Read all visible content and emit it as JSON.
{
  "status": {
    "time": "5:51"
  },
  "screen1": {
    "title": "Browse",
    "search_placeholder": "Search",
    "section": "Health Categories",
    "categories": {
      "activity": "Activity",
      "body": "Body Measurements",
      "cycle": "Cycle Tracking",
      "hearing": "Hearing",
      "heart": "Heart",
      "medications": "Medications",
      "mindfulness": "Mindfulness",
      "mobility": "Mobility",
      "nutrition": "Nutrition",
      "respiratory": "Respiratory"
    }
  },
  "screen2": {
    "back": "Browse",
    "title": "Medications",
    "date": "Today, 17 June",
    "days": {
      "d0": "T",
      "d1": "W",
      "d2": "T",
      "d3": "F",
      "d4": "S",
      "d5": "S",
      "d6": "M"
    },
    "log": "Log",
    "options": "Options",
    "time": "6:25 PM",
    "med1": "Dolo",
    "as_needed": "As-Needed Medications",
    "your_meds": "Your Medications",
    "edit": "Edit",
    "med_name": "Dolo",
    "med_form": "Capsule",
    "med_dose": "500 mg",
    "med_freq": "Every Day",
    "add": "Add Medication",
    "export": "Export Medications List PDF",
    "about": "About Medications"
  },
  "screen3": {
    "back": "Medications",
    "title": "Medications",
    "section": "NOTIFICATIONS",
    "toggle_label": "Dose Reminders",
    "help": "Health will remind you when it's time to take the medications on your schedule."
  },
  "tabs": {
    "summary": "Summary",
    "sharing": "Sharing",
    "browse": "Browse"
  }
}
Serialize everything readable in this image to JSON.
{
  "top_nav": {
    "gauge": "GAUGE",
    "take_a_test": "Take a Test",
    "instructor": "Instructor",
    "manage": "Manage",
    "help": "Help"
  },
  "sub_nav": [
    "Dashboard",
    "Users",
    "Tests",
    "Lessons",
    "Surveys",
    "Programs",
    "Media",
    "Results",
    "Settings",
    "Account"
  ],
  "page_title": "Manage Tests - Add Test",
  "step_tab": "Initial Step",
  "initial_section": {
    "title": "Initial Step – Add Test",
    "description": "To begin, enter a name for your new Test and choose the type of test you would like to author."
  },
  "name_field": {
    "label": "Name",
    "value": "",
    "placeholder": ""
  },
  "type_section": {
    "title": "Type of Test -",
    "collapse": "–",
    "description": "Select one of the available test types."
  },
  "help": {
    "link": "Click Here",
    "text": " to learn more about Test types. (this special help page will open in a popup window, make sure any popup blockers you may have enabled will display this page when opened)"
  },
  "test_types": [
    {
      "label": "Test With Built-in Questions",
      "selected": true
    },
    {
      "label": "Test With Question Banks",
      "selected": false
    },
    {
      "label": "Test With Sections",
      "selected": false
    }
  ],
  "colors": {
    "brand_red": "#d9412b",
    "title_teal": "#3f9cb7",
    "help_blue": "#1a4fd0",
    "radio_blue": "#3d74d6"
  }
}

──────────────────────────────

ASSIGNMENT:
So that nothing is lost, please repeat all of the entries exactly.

RESPONSE BOX:
Read all visible content and emit it as JSON.
{
  "status": {
    "time": "5:51"
  },
  "screen1": {
    "title": "Browse",
    "search_placeholder": "Search",
    "section": "Health Categories",
    "categories": {
      "activity": "Activity",
      "body": "Body Measurements",
      "cycle": "Cycle Tracking",
      "hearing": "Hearing",
      "heart": "Heart",
      "medications": "Medications",
      "mindfulness": "Mindfulness",
      "mobility": "Mobility",
      "nutrition": "Nutrition",
      "respiratory": "Respiratory"
    }
  },
  "screen2": {
    "back": "Browse",
    "title": "Medications",
    "date": "Today, 17 June",
    "days": {
      "d0": "T",
      "d1": "W",
      "d2": "T",
      "d3": "F",
      "d4": "S",
      "d5": "S",
      "d6": "M"
    },
    "log": "Log",
    "options": "Options",
    "time": "6:25 PM",
    "med1": "Dolo",
    "as_needed": "As-Needed Medications",
    "your_meds": "Your Medications",
    "edit": "Edit",
    "med_name": "Dolo",
    "med_form": "Capsule",
    "med_dose": "500 mg",
    "med_freq": "Every Day",
    "add": "Add Medication",
    "export": "Export Medications List PDF",
    "about": "About Medications"
  },
  "screen3": {
    "back": "Medications",
    "title": "Medications",
    "section": "NOTIFICATIONS",
    "toggle_label": "Dose Reminders",
    "help": "Health will remind you when it's time to take the medications on your schedule."
  },
  "tabs": {
    "summary": "Summary",
    "sharing": "Sharing",
    "browse": "Browse"
  }
}
Serialize everything readable in this image to JSON.
{
  "top_nav": {
    "gauge": "GAUGE",
    "take_a_test": "Take a Test",
    "instructor": "Instructor",
    "manage": "Manage",
    "help": "Help"
  },
  "sub_nav": [
    "Dashboard",
    "Users",
    "Tests",
    "Lessons",
    "Surveys",
    "Programs",
    "Media",
    "Results",
    "Settings",
    "Account"
  ],
  "page_title": "Manage Tests - Add Test",
  "step_tab": "Initial Step",
  "initial_section": {
    "title": "Initial Step – Add Test",
    "description": "To begin, enter a name for your new Test and choose the type of test you would like to author."
  },
  "name_field": {
    "label": "Name",
    "value": "",
    "placeholder": ""
  },
  "type_section": {
    "title": "Type of Test -",
    "collapse": "–",
    "description": "Select one of the available test types."
  },
  "help": {
    "link": "Click Here",
    "text": " to learn more about Test types. (this special help page will open in a popup window, make sure any popup blockers you may have enabled will display this page when opened)"
  },
  "test_types": [
    {
      "label": "Test With Built-in Questions",
      "selected": true
    },
    {
      "label": "Test With Question Banks",
      "selected": false
    },
    {
      "label": "Test With Sections",
      "selected": false
    }
  ],
  "colors": {
    "brand_red": "#d9412b",
    "title_teal": "#3f9cb7",
    "help_blue": "#1a4fd0",
    "radio_blue": "#3d74d6"
  }
}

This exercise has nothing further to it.